Durbin: David, understand the starting point. We’ve already cut $41 billion below the president’s budget for this fiscal year in this — the way we’re currently funding our government. And now the question is: How much further should we go? And there are serious questions to be answered.

Gregory: But Democrats haven’t actually cut anything. But, senator, they haven’t actually — you haven’t actually cut anything because there was no budget last year.

Durbin: Well that’s wrong, David, we have.

Gregory: What cuts have you…

Durbin: No, no, that’s wrong.

Gregory: There’s — the $41 billion is just less than the level that it was funded at before.

Durbin: No, it’s less than the amount asked for by the president for this year, $41 billion below it, and the House has gone $100 billion below it. And so let’s be very candid, both sides have made cuts. The question is: What is the right thing to do at this moment?

A similar verbal joust occurred between Sen. Claire McCaskill and "Fox News Sunday" host Chris Wallace:

Wallace: They want $61 billion from current spending. How much are you willing to cut from current spending?

McCaskill: Well, I think certainly there’s on the table a $41 billion cut. I think that —

Wallace: Wait, wait, Senator, that’s a — that’s a phony cut because that is $41 billion from the president’s budget, that’s — that which hasn’t ever been enacted. It — it would actually not cut at all from current spending.

Durbin’s office told us that the senator was referring to the continuing appropriations resolution passed in December that keeps the government funded until March 4. That legislation allowed for spending in fiscal year 2011 to continue at the same levels as fiscal year 2010 on a temporary basis until a final spending bill can be passed. The office of Senate Majority Leader Harry Reid, who also has talked about a $41 billion spending cut, told us that the continuing resolution is spending at a rate of $41 billion below the president’s request for fiscal year 2011 — so therefore the Democrats can claim they cut spending by $41 billion.

But it’s not a cut in spending. The CBO says in a January report that discretionary spending — that is, funding Congress controls through the annual appropriations acts — continues to rise:

CBO, January 2011: Although discretionary programs are currently operating under a continuing resolution that, until March 4, 2011, holds funding mostly at 2010 levels, outlays will continue to rise, by CBO’s estimate. (Under the rules that govern its baseline, CBO assumes full-year funding for 2011 based on amounts provided under the continuing resolution.) CBO estimates that discretionary outlays in 2011 will be $26 billion (or about 2 percent) higher than in 2010. Most of the increase ($23 billion) is in outlays for defense programs, mainly from previous appropriations for operations and maintenance.

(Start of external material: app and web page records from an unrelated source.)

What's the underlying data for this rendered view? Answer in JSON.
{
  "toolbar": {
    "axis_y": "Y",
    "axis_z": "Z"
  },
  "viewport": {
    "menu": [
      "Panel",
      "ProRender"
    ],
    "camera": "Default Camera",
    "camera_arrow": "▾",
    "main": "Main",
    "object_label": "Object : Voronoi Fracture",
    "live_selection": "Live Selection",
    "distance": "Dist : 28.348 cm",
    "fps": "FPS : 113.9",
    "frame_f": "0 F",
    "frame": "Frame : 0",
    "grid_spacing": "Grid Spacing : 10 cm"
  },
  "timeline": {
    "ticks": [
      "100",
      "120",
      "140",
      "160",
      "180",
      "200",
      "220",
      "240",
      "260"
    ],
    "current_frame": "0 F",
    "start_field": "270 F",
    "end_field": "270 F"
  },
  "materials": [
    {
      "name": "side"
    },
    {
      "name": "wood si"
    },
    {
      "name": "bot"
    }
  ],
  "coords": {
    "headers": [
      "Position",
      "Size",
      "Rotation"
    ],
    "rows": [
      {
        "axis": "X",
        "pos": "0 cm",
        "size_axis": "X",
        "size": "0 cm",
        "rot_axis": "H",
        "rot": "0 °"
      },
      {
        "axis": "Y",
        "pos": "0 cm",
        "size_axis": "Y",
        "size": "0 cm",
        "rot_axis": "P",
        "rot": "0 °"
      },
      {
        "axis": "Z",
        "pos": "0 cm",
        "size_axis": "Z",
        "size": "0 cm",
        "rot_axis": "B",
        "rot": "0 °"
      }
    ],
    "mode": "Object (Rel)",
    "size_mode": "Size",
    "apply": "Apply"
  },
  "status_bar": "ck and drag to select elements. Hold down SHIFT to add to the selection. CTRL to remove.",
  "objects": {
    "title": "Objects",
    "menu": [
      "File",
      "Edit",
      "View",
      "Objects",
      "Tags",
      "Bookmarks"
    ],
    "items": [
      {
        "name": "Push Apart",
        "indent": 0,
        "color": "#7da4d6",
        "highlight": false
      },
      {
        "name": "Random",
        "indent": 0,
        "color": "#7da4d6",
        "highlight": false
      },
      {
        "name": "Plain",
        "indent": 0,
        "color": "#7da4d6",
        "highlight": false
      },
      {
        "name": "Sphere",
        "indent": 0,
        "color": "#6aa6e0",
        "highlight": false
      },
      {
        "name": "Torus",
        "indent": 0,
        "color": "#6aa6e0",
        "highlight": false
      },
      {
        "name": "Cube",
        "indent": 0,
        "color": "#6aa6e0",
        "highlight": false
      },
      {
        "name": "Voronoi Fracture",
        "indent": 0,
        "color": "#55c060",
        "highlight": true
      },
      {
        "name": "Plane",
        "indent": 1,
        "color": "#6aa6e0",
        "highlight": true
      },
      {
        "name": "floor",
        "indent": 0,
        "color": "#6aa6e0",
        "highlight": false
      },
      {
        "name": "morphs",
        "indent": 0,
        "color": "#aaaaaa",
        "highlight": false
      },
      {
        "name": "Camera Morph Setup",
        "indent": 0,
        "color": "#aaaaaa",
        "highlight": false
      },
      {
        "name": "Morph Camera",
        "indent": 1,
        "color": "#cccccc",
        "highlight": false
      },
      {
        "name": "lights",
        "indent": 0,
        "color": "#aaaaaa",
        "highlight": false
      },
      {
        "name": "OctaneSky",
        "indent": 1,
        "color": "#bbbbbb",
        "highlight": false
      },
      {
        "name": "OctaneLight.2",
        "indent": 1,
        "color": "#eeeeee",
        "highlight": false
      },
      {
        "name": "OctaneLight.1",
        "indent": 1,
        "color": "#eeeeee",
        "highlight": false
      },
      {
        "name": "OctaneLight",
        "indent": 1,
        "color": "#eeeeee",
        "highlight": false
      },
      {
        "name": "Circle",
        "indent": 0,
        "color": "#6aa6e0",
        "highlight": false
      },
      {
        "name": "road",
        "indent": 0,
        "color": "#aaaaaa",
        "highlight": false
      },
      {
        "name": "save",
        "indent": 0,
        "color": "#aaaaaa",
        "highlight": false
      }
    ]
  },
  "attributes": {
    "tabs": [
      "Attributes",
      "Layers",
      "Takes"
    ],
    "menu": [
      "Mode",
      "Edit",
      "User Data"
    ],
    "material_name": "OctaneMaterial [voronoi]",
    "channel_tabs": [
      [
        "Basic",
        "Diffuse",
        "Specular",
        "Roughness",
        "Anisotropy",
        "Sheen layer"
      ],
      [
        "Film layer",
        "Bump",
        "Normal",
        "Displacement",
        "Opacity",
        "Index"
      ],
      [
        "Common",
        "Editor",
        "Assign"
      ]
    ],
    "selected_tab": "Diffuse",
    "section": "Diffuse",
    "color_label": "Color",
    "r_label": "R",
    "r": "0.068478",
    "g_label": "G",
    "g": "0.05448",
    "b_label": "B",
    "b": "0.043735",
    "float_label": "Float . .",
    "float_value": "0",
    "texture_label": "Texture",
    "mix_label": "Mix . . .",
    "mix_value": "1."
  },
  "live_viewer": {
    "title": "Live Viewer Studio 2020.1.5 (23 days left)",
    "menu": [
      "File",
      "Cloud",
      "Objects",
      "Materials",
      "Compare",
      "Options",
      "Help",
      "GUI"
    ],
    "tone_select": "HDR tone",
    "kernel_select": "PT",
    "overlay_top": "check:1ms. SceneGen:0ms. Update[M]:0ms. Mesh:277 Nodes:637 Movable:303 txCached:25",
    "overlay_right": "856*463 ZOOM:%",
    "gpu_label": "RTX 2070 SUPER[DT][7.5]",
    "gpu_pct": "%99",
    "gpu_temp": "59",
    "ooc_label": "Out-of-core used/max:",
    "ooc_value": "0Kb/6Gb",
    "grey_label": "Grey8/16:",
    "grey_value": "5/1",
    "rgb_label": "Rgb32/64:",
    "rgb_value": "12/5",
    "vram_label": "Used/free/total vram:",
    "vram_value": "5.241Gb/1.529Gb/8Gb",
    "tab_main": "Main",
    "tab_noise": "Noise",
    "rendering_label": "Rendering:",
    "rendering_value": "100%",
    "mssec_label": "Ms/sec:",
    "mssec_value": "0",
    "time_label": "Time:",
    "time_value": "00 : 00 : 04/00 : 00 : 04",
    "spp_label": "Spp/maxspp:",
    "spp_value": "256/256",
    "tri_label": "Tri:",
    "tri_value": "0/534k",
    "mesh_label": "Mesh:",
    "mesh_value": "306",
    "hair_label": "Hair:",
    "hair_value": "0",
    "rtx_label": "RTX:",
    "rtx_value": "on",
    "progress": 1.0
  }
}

CBO anticipates that nondefense discretionary outlays will edge up by $3 billion. Nondefense outlays from ARRA-related funding will total $73 billion in 2011, a drop of $20 billion relative to 2010. But that decline is more than offset by increases in outlays for other nondefense discretionary programs, including international development, humanitarian aid, and security assistance ($5 billion) and hospital and medical care for veterans ($4 billion).

Now, you may hear House Republicans make reference to having "cut" $100 billion in spending, as House Speaker John Boehner did on his blog Feb. 22: "Early Saturday morning, the House passed H.R. 1, an historic $100 billion spending cut …" That’s not true, either.

As explained earlier, the House bill that passed Feb. 19 reduced non-security discretionary spending by $61 billion from fiscal year 2010. It’s only a $100 billion "cut" compared with the president’s budget proposal — a fact that is sometimes left out of the discussion. A chart compiled by the Republican staff for the House Committee on Appropriations shows that the actual cut in spending is $61 billion.